The U.S. Coast Guard and a good Samaritan vessel rescued for mariners after their fishing vessel capsized near Kodiak, Alaska. There are no immediate reports of injuries to the seamen onboard.
According to a Coast Guard press release, at about 4:30 pm on Sunday, January 21, the crew of the F/V ALASKA ROSE reported that the vessel was taking on water. At the time the seamen called for help, the vessel was about two miles off Chiniak Island, which is itself located northeast of Kodiak Island. Weather at the time of the mayday included 30 knot winds, 8-foot seas, and water temperatures around 40 degrees.
Coast Guard watchstanders then put out an emergency broadcast to alert other vessels in the area and call for help. The Coast Guard also immediately activated a Jayhawk helicopter from the Kodiak air station to rescue the seamen.
Rescuers were able to reach the ALASKA ROSE about 30 minutes after the crew called for help.

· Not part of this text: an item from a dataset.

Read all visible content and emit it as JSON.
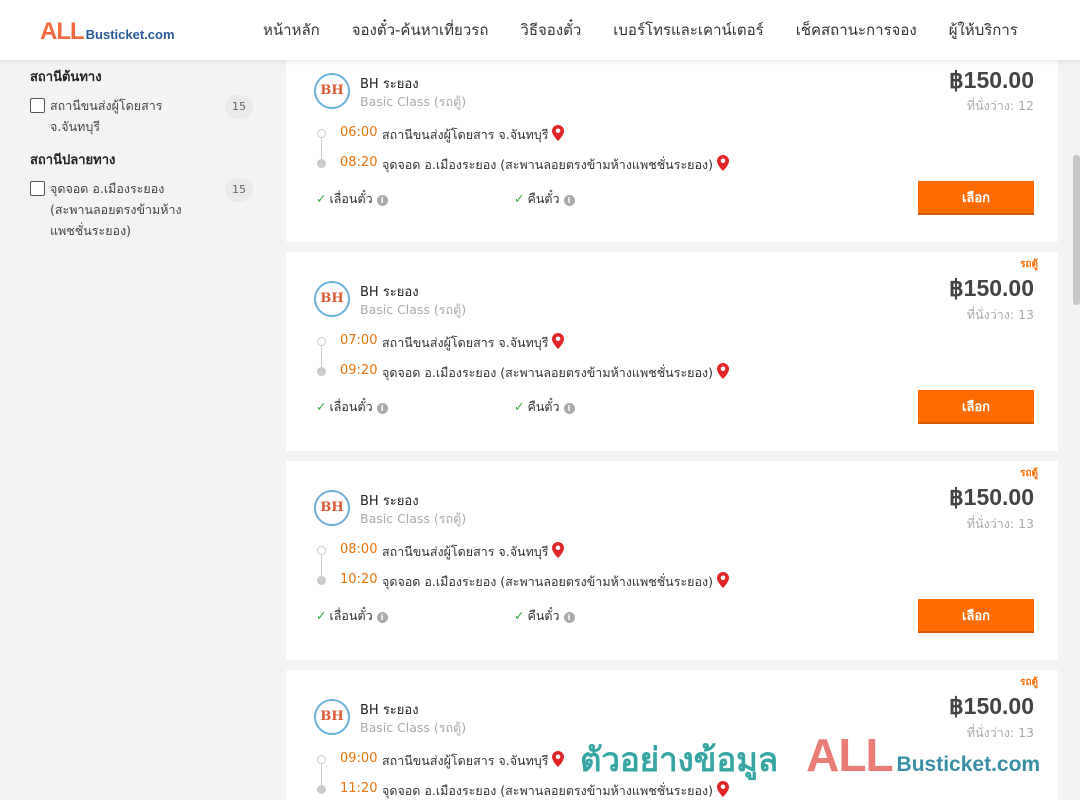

Just before 5:00 pm, the Coast Guard helicopter team hoisted up one seaman from the overturned hull of the vessel. Shortly after, the good Samaritan vessel KYLIA arrived and rescued the remaining three seamen from the water. All four mariners were immediately transported to Kodiak for emergency medical care.
The ALASKA ROSE is a 46-foot fishing vessel based out of Chignik and Kodiak. There is no information on what the fishery the vessel was participating when it capsized. However, the Alaska Department of Fish and Game issued a closure notice for a Tanner crab opener near Kodiak just before the vessel capsized. The ALASKA ROSE was presumably participating in the crab fishery.
While the crew was rescued quickly, water temperatures at or below 40 degrees pose an immediate risk of hypothermia. Initial exposure to cold water often causes hyperventilation and panic. After 15 to 30 minutes, core body temperature may start to drop, confusion can set in, and individuals can become lethargic and experience impaired motor function. Hypothermia can eventually cause individuals to lose consciousness.
Vessel sinkings and capsizings also pose several other risks of injury to seamen and mariners. In rough weather or when a vessel overturns, seamen may experience broken bones, cuts and lacerations, concussions, entanglements, and any manner of other injuries. In the worst cases and without an immediate rescue, seamen are at risk of drowning.
Hypothermia, cold exposure, and vessel sinkings are common threats to crabbers, commercial fishermen, and other seamen working in the waters around Alaska. Commercial fishing remains one of the most dangerous jobs in the United States.
Seamen injured on the job enjoy special rights and protections under maritime law, including claims for Jones Act negligence, unseaworthiness, and maintenance and cure. The attorneys at Trueb Berne & Beard have represented injured fishermen and seamen in Alaska for more than 80 years combined. This includes injuries to crabbers, seafarers involved in sinkings, and several other types of maritime injury claims. If you are injured at sea, it is important to contact a maritime lawyer right away to protect your rights and interests.